About this exercise:
Read the data, and whenever a line holds the word "step", report that line.

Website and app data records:
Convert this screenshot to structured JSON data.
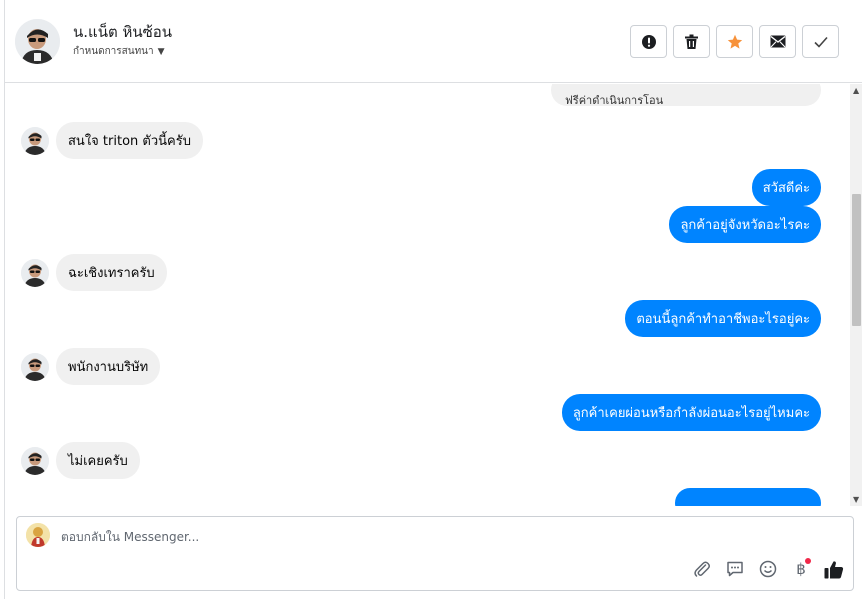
{
  "header": {
    "contact_name": "น.แน็ต หินซ้อน",
    "subtitle": "กำหนดการสนทนา",
    "actions": [
      {
        "name": "report-button",
        "icon": "alert-circle-icon"
      },
      {
        "name": "delete-button",
        "icon": "trash-icon"
      },
      {
        "name": "star-button",
        "icon": "star-icon"
      },
      {
        "name": "mark-unread-button",
        "icon": "envelope-icon"
      },
      {
        "name": "mark-done-button",
        "icon": "check-icon"
      }
    ]
  },
  "conversation": {
    "partial_top_text": "ฟรีค่าดำเนินการโอน",
    "messages": [
      {
        "side": "in",
        "text": "สนใจ triton ตัวนี้ครับ"
      },
      {
        "side": "out",
        "text": "สวัสดีค่ะ"
      },
      {
        "side": "out",
        "text": "ลูกค้าอยู่จังหวัดอะไรคะ"
      },
      {
        "side": "in",
        "text": "ฉะเชิงเทราครับ"
      },
      {
        "side": "out",
        "text": "ตอนนี้ลูกค้าทำอาชีพอะไรอยู่คะ"
      },
      {
        "side": "in",
        "text": "พนักงานบริษัท"
      },
      {
        "side": "out",
        "text": "ลูกค้าเคยผ่อนหรือกำลังผ่อนอะไรอยู่ไหมคะ"
      },
      {
        "side": "in",
        "text": "ไม่เคยครับ"
      }
    ]
  },
  "composer": {
    "placeholder": "ตอบกลับใน Messenger...",
    "tools": [
      "attachment-icon",
      "saved-reply-icon",
      "emoji-icon",
      "baht-payment-icon",
      "thumbs-up-icon"
    ],
    "baht_symbol": "฿"
  },
  "colors": {
    "outgoing_bubble": "#0084ff",
    "incoming_bubble": "#f0f0f0",
    "star": "#f7923b",
    "notification_dot": "#f02849"
  }
}
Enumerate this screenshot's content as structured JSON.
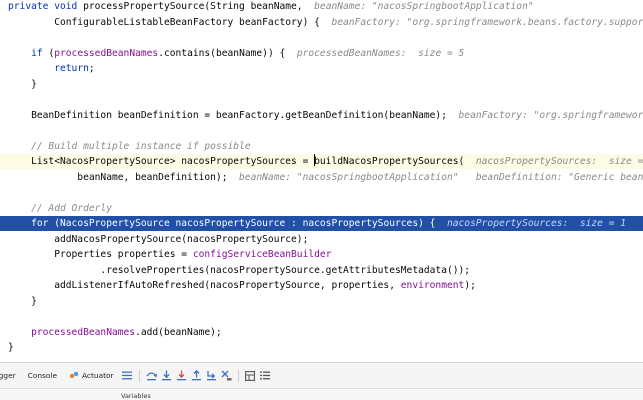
{
  "editor": {
    "lines": [
      {
        "segments": [
          {
            "t": "private void ",
            "c": "kw"
          },
          {
            "t": "processPropertySource(String beanName,  "
          },
          {
            "t": "beanName: \"nacosSpringbootApplication\"",
            "c": "inl"
          }
        ]
      },
      {
        "segments": [
          {
            "t": "        ConfigurableListableBeanFactory beanFactory) {  "
          },
          {
            "t": "beanFactory: \"org.springframework.beans.factory.support.Defa",
            "c": "inl"
          }
        ]
      },
      {
        "segments": []
      },
      {
        "segments": [
          {
            "t": "    "
          },
          {
            "t": "if",
            "c": "kw"
          },
          {
            "t": " ("
          },
          {
            "t": "processedBeanNames",
            "c": "fld"
          },
          {
            "t": ".contains(beanName)) {  "
          },
          {
            "t": "processedBeanNames:  size = 5",
            "c": "inl"
          }
        ]
      },
      {
        "segments": [
          {
            "t": "        "
          },
          {
            "t": "return",
            "c": "kw"
          },
          {
            "t": ";"
          }
        ]
      },
      {
        "segments": [
          {
            "t": "    }"
          }
        ]
      },
      {
        "segments": []
      },
      {
        "segments": [
          {
            "t": "    BeanDefinition beanDefinition = beanFactory.getBeanDefinition(beanName);  "
          },
          {
            "t": "beanFactory: \"org.springframework.bea",
            "c": "inl"
          }
        ]
      },
      {
        "segments": []
      },
      {
        "segments": [
          {
            "t": "    "
          },
          {
            "t": "// Build multiple instance if possible",
            "c": "cm"
          }
        ]
      },
      {
        "style": "exec",
        "segments": [
          {
            "t": "    List<NacosPropertySource> nacosPropertySources = "
          },
          {
            "t": "|",
            "c": "caret"
          },
          {
            "t": "buildNacosPropertySources(  "
          },
          {
            "t": "nacosPropertySources:  size = 1",
            "c": "inl"
          }
        ]
      },
      {
        "segments": [
          {
            "t": "            beanName, beanDefinition);  "
          },
          {
            "t": "beanName: \"nacosSpringbootApplication\"   beanDefinition: \"Generic bean: clos",
            "c": "inl"
          }
        ]
      },
      {
        "segments": []
      },
      {
        "segments": [
          {
            "t": "    "
          },
          {
            "t": "// Add Orderly",
            "c": "cm"
          }
        ]
      },
      {
        "style": "sel",
        "segments": [
          {
            "t": "    "
          },
          {
            "t": "for",
            "c": "kw"
          },
          {
            "t": " (NacosPropertySource nacosPropertySource : nacosPropertySources) {  "
          },
          {
            "t": "nacosPropertySources:  size = 1",
            "c": "inl"
          }
        ]
      },
      {
        "segments": [
          {
            "t": "        addNacosPropertySource(nacosPropertySource);"
          }
        ]
      },
      {
        "segments": [
          {
            "t": "        Properties properties = "
          },
          {
            "t": "configServiceBeanBuilder",
            "c": "fld"
          }
        ]
      },
      {
        "segments": [
          {
            "t": "                .resolveProperties(nacosPropertySource.getAttributesMetadata());"
          }
        ]
      },
      {
        "segments": [
          {
            "t": "        addListenerIfAutoRefreshed(nacosPropertySource, properties, "
          },
          {
            "t": "environment",
            "c": "fld"
          },
          {
            "t": ");"
          }
        ]
      },
      {
        "segments": [
          {
            "t": "    }"
          }
        ]
      },
      {
        "segments": []
      },
      {
        "segments": [
          {
            "t": "    "
          },
          {
            "t": "processedBeanNames",
            "c": "fld"
          },
          {
            "t": ".add(beanName);"
          }
        ]
      },
      {
        "segments": [
          {
            "t": "}"
          }
        ]
      }
    ]
  },
  "toolbar": {
    "tabs": {
      "debugger": "ugger",
      "console": "Console",
      "actuator": "Actuator"
    },
    "icons": [
      "layout-icon",
      "step-over-icon",
      "step-into-icon",
      "force-step-into-icon",
      "step-out-icon",
      "run-to-cursor-icon",
      "evaluate-icon",
      "table-icon",
      "settings-list-icon"
    ]
  },
  "footer": {
    "variables_label": "Variables"
  },
  "colors": {
    "keyword": "#0033b3",
    "field": "#871094",
    "comment": "#8c8c8c",
    "selection": "#2150a6",
    "exec_line": "#fdfbe4"
  }
}
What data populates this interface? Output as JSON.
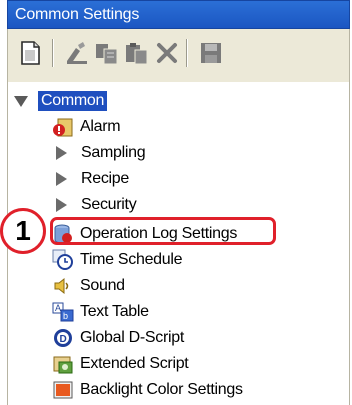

Answer:
      "step-over-icon",
      "step-into-icon",
      "force-step-into-icon",
      "step-out-icon",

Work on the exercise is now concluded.